“We were hoping that we would be able to catch up during the first six-month contract, that did not actually happen,” Wilcox said. “So we’re looking to extend this contract and add…additional funds for another six months so that we can catch up on the backlog of the day to day work of the zoning division.”
The second change order the council approved was for BS&A, and was the fourth change order approved for their contract.
The City of Flint entered into a two-year agreement with the company in 2016, in an amount of $244,961, for the “continued use of various software applications,” used by the City for financial data processing.
After that initial contract expired, the City authorized a change order to extend the agreement through 2019. Two more change orders were approved, extending the agreement through 2020, and then again through 2021.
The fourth change order approved by council extends their agreement through May 1, 2022.
Councilman Mays asked why there are so many change orders being brought to council.
“I’m just trying to see why we ain’t getting it right. We’re dealing with change orders left and right,” Mays said.
Jeff Keen, the IT Director, said it was actually a better deal for the city to do yearly contracts as opposed to three-year contracts.
For three-year contracts, the company had to estimate the increase of each year related to inflation, but by doing it this way, Keen said, they don’t have to estimate anything.
Approved payment of settlement agreement between Herbert Biggs v. City of Flint
The council voted to approve a settlement agreement which would have the City of Flint pay $30,000 to Herbert Briggs. That amount came out of a claim for damages.
Details of the case were discussed in a closed session May 19.The City of Flint has not admitted liability, and the plaintiff agreed to dismiss the case upon payment of the agreed upon sum.
Approved Land Sale to Evergrow, LLC
The council voted 5 to 4 to approve the land sale of a former Flint Police Training Academy, located at 3420 St. John Street to Evergrow, LLC, for $500,000.

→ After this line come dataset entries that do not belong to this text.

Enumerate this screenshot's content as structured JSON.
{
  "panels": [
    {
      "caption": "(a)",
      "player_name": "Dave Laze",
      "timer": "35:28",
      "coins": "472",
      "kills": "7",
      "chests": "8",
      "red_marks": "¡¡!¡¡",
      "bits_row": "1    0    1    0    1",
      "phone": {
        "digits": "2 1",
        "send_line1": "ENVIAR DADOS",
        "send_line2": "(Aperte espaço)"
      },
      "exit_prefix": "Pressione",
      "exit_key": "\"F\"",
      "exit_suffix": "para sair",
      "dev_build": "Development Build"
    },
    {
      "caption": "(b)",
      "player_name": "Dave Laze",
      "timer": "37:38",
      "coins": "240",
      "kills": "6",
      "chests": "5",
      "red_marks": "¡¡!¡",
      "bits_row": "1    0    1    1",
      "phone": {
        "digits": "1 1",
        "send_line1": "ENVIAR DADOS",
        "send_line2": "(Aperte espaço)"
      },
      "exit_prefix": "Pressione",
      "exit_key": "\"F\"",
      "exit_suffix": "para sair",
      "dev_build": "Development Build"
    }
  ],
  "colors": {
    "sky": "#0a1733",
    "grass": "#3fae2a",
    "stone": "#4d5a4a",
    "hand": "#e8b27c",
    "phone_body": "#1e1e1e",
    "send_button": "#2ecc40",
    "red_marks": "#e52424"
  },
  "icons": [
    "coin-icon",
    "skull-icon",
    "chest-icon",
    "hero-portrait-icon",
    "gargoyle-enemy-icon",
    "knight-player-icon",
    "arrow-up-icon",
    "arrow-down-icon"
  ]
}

The company has plans to renovate the building and operate a Marijuana establishment for the purpose of commercially growing marijuana.
According to Khalfani Stephens, Flint’s director of economic development, Evergrow, LLC, made an unsolicited offer on the property.
Stephens said the administration then listed the property on the City’s website for one week to follow the bidding process. The property was listed for $5,000.
The property received one other bid for $20,000 by Flint resident Brenda Williams, who said she was intending to use the property for marijuana purposes as well. She said she had her eye on the property for a few years but was told there would have to be a bid process. She kept checking in on it, and just recently saw that the property was listed, so she made a bid not knowing about the $500,000 bid.
The City went with Evergrow’s offer, since it was a significantly larger amount.
Councilman Mays took issue with the way the sale was handled, and said he felt it should have been posted on more than one website. He requested a legal opinion on the way the procedures were handled following the approval of the sale.
Set a public hearing for brownfield redevelopment plan
The council voted to set a public hearing to discuss the Brownfield Redevelopment Plan for the James P. Cole Project, with six yes, one no from Griggs, and one abstention from Mays.
The redevelopment plan will result in a renovated and new industrial space at 1809 James P. Cole Blvd.
Stephens said the way this project works is that the investor must first raise the taxable value of the property before they can get any reimbursement. After the investor makes the eligible expenditures and turns in receipts to the city, the investor can ask for reimbursement not to exceed $2.5 million.
If the property’s taxable value goes under, for whatever reason, Stephens said the investor can’t recoup any money in that time.
The investor has asked to capture school taxes, but Stephens said the state will replenish any taxes lost so this won’t negatively impact the school district.